© Jack Deutsch for Tahki Stacy Charles, Inc.
When I teach my design classes, what surprises students the most is that they not only need to knit a swatch, but that it needs to be treated the same way the sweater will eventually be treated. Which, for me, always means washing- or a good soak (Karen at Fringe Association wrote a good post on this) in a product called Eucalan. There are other products out there that will do the trick, too; I just prefer Eucalan.
The garter based openwork stitch pattern is actually pretty easy, but it does involve making yarnovers and letting them drop off. What is important to know when working the pattern across a large number of stitches is this:
When you finish dropping the stitches off, give the knitting a little tug after every few stitches across the row to help them settle in evenly. This will keep the rows nice and straight.
The body of Antibes is knit side to side, which means your cast on and bind off edge will be a side seam. This also means it’s important before measuring your swatch to allow it to hang to dry in the vertical direction.
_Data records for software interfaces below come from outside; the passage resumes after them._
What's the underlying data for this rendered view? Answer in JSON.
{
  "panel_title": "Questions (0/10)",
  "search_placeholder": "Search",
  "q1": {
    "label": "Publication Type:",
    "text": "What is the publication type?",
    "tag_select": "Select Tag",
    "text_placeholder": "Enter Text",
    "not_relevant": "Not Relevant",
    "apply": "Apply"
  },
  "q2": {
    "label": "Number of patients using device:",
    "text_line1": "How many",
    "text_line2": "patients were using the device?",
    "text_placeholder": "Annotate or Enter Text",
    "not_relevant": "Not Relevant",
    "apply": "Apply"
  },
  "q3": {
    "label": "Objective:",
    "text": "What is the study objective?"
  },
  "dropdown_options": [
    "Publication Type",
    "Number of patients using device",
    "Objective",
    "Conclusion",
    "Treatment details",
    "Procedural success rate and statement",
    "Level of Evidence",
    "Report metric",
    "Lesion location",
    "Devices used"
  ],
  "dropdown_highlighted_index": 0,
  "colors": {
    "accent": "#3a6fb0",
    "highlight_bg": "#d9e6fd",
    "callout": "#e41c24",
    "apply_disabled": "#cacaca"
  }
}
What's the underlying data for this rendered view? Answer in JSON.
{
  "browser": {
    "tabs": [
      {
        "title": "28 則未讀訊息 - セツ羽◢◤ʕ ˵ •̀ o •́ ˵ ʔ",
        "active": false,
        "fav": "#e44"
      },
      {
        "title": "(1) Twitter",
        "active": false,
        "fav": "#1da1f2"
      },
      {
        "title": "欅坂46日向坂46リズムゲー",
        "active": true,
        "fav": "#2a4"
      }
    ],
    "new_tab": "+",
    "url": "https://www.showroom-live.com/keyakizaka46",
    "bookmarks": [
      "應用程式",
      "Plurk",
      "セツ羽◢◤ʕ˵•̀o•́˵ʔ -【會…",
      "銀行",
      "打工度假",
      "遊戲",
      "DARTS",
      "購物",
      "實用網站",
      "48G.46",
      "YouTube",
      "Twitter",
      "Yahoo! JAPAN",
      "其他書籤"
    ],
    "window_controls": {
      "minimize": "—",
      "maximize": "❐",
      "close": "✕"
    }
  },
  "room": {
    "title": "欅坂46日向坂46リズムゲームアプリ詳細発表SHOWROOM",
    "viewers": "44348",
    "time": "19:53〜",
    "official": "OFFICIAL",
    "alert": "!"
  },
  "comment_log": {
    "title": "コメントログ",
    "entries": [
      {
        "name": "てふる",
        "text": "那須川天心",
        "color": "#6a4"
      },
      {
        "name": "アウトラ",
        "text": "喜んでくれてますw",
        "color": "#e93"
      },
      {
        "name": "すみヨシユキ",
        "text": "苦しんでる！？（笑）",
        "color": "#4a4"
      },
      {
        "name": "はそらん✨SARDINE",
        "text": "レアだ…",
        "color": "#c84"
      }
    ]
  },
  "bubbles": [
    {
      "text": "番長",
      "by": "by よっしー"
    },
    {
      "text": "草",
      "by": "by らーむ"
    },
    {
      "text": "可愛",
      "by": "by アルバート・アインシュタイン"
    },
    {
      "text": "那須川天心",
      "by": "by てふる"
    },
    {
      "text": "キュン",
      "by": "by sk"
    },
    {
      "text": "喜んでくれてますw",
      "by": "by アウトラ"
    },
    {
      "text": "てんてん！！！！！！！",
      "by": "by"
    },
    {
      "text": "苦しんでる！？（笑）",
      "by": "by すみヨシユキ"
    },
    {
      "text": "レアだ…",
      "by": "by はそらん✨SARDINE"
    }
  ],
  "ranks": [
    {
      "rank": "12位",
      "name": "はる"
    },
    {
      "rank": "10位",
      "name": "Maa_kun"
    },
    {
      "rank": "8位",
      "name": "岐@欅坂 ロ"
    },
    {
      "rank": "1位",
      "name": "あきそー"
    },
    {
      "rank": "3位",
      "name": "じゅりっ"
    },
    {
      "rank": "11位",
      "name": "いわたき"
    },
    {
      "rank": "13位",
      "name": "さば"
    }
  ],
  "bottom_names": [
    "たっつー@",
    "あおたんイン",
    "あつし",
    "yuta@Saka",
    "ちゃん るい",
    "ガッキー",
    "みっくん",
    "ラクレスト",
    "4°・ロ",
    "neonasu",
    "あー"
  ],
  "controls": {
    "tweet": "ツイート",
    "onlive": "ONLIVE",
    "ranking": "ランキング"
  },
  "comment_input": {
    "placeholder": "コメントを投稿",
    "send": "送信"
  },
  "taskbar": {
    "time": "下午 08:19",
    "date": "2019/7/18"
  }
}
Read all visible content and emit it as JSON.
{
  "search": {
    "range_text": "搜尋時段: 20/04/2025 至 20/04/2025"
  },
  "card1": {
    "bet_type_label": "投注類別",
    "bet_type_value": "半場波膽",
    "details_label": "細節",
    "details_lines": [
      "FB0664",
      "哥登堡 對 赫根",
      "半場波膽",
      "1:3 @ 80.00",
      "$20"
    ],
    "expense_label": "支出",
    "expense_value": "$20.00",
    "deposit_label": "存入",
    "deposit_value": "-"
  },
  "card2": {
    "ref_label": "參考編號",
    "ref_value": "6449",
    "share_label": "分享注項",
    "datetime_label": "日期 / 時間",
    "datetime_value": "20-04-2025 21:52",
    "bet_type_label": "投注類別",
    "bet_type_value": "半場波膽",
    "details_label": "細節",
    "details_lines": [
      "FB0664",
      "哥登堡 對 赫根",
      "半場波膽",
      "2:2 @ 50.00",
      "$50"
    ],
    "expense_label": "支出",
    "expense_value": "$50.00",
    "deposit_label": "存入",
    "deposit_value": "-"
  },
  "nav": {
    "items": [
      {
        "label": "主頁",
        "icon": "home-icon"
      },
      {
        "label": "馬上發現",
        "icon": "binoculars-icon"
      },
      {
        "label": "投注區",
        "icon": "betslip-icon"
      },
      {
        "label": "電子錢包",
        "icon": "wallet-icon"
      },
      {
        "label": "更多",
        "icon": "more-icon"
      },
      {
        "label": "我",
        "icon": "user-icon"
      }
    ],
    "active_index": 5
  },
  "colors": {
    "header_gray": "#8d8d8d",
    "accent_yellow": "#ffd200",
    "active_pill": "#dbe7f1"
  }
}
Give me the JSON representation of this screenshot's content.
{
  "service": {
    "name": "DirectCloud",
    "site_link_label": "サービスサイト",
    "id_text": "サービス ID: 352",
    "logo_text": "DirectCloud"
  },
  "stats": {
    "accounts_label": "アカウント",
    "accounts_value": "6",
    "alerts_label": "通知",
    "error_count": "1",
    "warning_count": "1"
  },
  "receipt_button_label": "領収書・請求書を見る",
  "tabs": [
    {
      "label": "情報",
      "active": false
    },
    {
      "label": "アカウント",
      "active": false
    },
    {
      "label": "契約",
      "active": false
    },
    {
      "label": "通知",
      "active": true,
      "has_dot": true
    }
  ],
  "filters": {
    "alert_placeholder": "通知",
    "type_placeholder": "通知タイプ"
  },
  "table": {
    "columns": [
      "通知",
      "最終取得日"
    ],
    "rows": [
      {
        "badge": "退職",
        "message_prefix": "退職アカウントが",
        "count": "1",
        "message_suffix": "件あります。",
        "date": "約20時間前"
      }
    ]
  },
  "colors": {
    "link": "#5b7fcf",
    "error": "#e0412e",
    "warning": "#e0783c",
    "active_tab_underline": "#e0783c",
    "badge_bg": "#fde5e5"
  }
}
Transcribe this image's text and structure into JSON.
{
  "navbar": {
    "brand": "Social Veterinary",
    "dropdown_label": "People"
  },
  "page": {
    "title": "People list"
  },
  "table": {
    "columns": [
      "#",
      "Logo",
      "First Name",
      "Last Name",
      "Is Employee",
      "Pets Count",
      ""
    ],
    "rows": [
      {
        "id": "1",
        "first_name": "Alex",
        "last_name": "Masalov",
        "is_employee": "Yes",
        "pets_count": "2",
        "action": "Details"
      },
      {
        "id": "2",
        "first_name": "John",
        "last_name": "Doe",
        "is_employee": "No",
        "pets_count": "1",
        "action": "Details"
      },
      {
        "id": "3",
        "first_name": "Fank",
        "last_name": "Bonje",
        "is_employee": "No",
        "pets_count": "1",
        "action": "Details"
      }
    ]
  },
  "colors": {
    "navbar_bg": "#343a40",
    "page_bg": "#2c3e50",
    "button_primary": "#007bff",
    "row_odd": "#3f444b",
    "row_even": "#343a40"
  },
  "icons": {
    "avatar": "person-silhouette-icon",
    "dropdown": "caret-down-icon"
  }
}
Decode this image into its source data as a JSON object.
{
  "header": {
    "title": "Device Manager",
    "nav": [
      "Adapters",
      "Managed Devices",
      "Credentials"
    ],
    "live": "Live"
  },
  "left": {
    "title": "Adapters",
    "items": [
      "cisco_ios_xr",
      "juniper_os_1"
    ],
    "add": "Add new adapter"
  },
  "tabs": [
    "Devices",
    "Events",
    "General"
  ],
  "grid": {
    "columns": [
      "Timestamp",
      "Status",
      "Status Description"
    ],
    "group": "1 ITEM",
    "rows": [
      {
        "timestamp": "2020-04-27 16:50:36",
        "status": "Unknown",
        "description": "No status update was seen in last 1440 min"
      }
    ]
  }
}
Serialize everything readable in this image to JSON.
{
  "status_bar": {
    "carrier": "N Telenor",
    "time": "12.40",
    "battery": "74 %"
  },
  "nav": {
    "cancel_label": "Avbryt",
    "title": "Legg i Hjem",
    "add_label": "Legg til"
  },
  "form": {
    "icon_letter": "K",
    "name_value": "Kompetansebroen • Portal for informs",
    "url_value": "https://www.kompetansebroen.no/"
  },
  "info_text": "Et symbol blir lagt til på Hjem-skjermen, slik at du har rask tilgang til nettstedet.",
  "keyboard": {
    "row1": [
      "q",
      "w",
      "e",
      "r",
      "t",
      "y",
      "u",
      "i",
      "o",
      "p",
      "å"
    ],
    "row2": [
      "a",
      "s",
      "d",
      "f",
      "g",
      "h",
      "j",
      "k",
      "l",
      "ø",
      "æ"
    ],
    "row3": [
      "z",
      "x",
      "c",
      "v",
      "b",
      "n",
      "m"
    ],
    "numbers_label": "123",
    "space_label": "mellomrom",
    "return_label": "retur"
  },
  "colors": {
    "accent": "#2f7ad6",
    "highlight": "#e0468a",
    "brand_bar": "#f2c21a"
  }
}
The back is longer than the front, but of course, you can adapt that by knitting two front sections, or altering the length by the number of stitches cast on for your desired length.
If you haven’t bought the pattern and just want to try your hand with dropping stitches first, try this mesh pattern (scroll down the page for the pattern). It’s not the same as Antibes, which is a more dramatic openwork knitting pattern involving more yarn overs, but it will give you a good introduction to the concept of dropping the stitches.
If you’re knitting Antibes, and have any questions, feel free to post them here!